In fact, Google’s new 411 service highlights an important point. Search engines for phones actually pre-date search engines on the web. So, yes, Dvorak, people DO in fact want to have search capabilities for their phones, and have actually wanted such capabilities long before the World Wide Web had even been a pipe dream. But you don’t have to speculate on the demand for mobile phone search capabilities, studies have shown that the demand is sky rocketing for these features (with mobile phone access to maps and directions topping the list).

Finally, Dvorak needs to realize that mobile phones are changing radically. Between roll up displays, compact virtual keyboards, and unbeliveably small projectors, it may not be long before the phone in your pocket is every bit as powerful and usable as a computer. Based on this information, I think Google is making a pretty safe bet by designing their phone around search capabilities. I’m really not sure where Dvorak is getting his ideas, but I think it is clear from his column that he has grown dangerously out of touch with modern technology.

-Angry Midwesterner

We’re coming up on primary season and the Presidential campaign seems to be never-ending this year due to the fact that there is no anointed successor to the incumbent. This leads to endless speculation about the likely winners. Of course everyone likes a horse race—especially the media, ’cause it sells—so an entire industry has built up around predicting the winner of elections. The most popular by far is personal “I think” kinds of things, but it turns out experts are often, well, not-so-expert, and Joe Average is even worse. (That won’t stop us here at AMB: We’re going to blow hard on this topic as the days go by not because we’re likely to be right, but because it’s fun….) Polls are better than experts, but it turns out that getting polls right is really, really difficult:

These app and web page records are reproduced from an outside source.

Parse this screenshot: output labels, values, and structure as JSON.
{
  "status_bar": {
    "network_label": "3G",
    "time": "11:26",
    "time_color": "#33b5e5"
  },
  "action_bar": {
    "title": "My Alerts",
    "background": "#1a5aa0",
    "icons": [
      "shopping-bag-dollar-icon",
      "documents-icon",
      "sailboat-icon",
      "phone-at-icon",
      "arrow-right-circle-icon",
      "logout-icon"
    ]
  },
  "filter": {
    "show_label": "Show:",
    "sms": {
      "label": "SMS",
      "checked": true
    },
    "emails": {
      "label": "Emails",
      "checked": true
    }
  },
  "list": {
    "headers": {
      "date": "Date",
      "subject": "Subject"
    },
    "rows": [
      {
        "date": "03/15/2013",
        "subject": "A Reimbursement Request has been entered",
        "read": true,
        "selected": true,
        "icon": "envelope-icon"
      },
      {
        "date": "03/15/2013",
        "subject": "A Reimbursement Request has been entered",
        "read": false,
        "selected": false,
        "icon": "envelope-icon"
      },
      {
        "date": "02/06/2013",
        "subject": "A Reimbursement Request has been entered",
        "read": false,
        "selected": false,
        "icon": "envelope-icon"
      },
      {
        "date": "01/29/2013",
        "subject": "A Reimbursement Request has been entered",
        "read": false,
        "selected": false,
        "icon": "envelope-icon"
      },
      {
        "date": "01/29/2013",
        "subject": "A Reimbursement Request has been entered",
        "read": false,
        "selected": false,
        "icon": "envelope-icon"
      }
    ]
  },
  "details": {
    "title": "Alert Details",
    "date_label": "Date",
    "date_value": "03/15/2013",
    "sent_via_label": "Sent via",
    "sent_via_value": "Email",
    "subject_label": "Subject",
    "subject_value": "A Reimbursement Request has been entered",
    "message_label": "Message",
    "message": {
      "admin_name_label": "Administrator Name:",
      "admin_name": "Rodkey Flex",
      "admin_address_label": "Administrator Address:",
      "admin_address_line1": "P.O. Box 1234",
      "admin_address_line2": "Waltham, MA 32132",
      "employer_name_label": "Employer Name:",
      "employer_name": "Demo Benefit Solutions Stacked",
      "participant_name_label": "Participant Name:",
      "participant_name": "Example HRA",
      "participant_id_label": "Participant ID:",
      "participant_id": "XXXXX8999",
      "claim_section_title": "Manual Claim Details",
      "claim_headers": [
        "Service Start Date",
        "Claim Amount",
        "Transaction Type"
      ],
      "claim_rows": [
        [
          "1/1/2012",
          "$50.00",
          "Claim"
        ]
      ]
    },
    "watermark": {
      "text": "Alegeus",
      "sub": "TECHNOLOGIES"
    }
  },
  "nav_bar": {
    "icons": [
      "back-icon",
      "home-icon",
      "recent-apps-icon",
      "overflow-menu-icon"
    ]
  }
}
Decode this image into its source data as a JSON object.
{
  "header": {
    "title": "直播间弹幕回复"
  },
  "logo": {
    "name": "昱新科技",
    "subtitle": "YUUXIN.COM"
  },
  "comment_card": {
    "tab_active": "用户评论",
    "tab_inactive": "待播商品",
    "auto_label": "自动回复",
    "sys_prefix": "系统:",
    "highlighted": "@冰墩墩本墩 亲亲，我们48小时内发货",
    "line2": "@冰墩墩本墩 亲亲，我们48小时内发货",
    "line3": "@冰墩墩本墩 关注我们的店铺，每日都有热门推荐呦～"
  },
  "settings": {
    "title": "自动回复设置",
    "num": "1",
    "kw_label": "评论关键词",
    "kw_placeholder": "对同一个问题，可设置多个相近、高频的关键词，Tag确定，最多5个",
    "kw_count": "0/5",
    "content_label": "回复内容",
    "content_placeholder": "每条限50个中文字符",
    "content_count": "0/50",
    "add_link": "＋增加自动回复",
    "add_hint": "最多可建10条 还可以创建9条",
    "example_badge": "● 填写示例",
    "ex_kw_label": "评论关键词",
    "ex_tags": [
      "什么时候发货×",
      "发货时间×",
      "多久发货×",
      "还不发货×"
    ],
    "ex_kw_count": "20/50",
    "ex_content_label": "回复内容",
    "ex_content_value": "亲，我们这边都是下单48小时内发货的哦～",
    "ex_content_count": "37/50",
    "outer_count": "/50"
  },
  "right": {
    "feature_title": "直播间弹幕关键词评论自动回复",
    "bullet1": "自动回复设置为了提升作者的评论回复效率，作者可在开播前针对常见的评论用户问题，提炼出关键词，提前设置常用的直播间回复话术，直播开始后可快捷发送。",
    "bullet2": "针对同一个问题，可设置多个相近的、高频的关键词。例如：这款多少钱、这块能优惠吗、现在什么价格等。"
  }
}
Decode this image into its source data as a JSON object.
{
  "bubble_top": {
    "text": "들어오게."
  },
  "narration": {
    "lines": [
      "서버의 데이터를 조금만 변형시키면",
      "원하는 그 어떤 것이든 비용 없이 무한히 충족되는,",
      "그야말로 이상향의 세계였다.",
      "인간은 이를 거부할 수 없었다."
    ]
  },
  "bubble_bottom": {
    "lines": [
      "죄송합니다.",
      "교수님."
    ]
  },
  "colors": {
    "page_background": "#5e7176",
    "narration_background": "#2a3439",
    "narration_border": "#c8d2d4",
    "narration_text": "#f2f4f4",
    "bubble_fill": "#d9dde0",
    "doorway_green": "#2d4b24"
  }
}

  • Getting an accurate cross-section of the population is amazingly, amazingly hard, and in the era of caller ID, cell phones, etc., harder than ever.
  • People change their minds (duh, why else would there be a campaign?) and in many cases don’t decide which way to vote until the last minute.
  • Figuring out who’s going to vote is also very tough. Just figuring out turnout rates is next to impossible AFTER the fact (mostly because figuring out who’s eligible to vote is difficult). Add to that the fact that modern campaign strategy focuses on mobilizing your guys and demobilizing the other guy’s guys.

In short, polling has known issues that limit its accuracy and, in my opinion, it’s only going to get worse, not better. Telephone polls are horribly expensive and soon to be a thing of the past, much like other technologies to which era they better belong, such as punch cards, desk calculators and vacuum tubes. For those of you who are morally offended by the fact that the population is as studied as it is, this might sound like good news, but not so fast. Demise of the telephone poll only means we don’t hear about the fact that we’re being studied.

One of the innovations in political prognostication over the last several years has been the futures market. Many of us have heard of the Iowa Political Markets, which allow trading of futures to predict elections. It turns out the Iowa Market does quite well as an aggregator of information, outperforming most polls. (Of course, the market benefits enormously from published polls. Buyers need to have information to aggregate, after all, even imperfect information.) Now National Journal has gotten into the act, opening things up to a broader set of players. Right now, things aren’t looking good for the Republicans in the presidential arena, but it’s a long way out so don’t rejoice or despair, as the case may be—a year in politics is a long time.

If you want a fairly accurate popular press account of this and other things, check out Ian Ayres’ book Super Crunchers, who chronicles the “econometric revolution” quite nicely. (Highlights include the markets I just mentioned, experimental web pages used to maximize click-through, and taking John Lott’s infamous gun studies to the woodshed for continuing to rely on data with serious coding errors even after said errors were demonstrated numerous times.)